“If you look in other parts of the world, and especially what happened in Britain after the London 2012 Olympics [where the British claimed the team and individual gold medals], the explosion of interest in dressage was very obvious,” said Connell. He cited an increase in competitions, the number of starters and the British Dressage organization’s membership post-2012 and, of course, the charisma of Charlotte Dujardin and Valegro.
Another element is the fact that dressage lends itself to growth once people discover it. “Dressage is a very easy discipline for people to participate in and enjoy right through later years of life,” Connell pointed out. “It doesn’t require huge facilities, such as cross-country courses. It’s not labor-intensive in terms of running [a show] or competing in dressage. If people get the bug for doing it, there is no reason why it shouldn’t grow [in the area].” There is another plus that is helpful in these busy times, when people have so many demands on their days, evenings and weekends. “The safety side of dressage is such that you can pick it up and put it down,” he said. “It’s a sport you can enjoy at the lower levels without having to train for hours every day. People should give it a try.”
He also pointed out that there is a large Western riding population in the Midwest and Western dressage is a discipline that is growing enormously. There was even a Western dressage demonstration during the finals. “So if it’s not classical dressage, then maybe it will be a combination of the two,” Connell commented while discussing the possibilities for growth in the region.
As he mentioned, for those used to riding Western, “it seems to be a perfectly good way into the sport.” But as time goes on and riders gain in expertise, “If you want to do the more advanced movements, then clearly the classic dressage route is the way forward.”
In Connell’s view, a big part of the finals’ impact came through what really amounted to civic pride. He noted the way organizers and volunteers embraced the event. “It was clear everyone wanted it to be a success,” he said, believing that the accessibility of the demonstration arena and warm-up area will have shown a lot of people other avenues for horse sport beyond the upper levels while giving them an understanding of what the sport entails beyond the spotlight.

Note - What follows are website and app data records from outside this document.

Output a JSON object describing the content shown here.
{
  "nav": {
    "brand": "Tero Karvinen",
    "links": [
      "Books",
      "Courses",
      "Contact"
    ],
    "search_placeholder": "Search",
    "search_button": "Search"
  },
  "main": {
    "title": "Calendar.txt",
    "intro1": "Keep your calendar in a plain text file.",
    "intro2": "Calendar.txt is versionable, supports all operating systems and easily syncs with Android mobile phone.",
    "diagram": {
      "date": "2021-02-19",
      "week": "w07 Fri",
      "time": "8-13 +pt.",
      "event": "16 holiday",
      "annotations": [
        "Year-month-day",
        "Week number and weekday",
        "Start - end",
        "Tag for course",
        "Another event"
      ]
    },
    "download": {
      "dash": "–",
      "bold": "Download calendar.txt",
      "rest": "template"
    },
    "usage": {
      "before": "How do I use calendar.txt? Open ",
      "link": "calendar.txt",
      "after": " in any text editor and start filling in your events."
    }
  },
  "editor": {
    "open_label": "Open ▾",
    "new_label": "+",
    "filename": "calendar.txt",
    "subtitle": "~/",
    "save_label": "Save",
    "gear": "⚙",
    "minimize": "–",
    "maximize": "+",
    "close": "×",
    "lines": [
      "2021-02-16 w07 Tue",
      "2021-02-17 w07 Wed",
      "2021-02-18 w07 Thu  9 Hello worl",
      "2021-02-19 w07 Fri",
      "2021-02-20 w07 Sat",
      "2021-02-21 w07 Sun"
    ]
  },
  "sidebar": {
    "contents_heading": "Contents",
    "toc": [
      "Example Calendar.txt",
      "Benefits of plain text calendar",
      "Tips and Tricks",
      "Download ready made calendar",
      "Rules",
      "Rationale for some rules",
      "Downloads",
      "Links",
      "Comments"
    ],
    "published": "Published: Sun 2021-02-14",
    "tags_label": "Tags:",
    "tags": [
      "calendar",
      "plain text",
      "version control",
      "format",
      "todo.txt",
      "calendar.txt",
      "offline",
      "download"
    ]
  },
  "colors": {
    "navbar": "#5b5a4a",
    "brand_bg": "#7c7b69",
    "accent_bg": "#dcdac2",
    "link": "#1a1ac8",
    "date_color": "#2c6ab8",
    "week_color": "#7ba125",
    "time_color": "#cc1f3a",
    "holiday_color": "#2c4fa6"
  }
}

Connell came up with the idea of having a host city for this fall’s first full-scale USEF high-performance competition review, and Roskens suggested Omaha could fill that bill. The review will feature discussions among veterinarians, chefs d’equipe, coaches, team leaders, physiotherapists, farriers and others involved in the country’s competitive equestrian efforts less than a year before the 2018 FEI World Equestrian Games are scheduled to take place in Tryon, North Carolina. “I don’t think we’ve had a review in this country where all eight disciplines have come together to really look at how we improve performance,” said Connell, who expects more than 50 people to attend. The presence of that event underlines the fact that Omaha is continuing to be a big player on the equestrian scene. While some saw the World Cup Finals as an end unto itself, it turns out that actually was just the beginning.
This article first appeared in the July 2017 issue of Dressage Today magazine.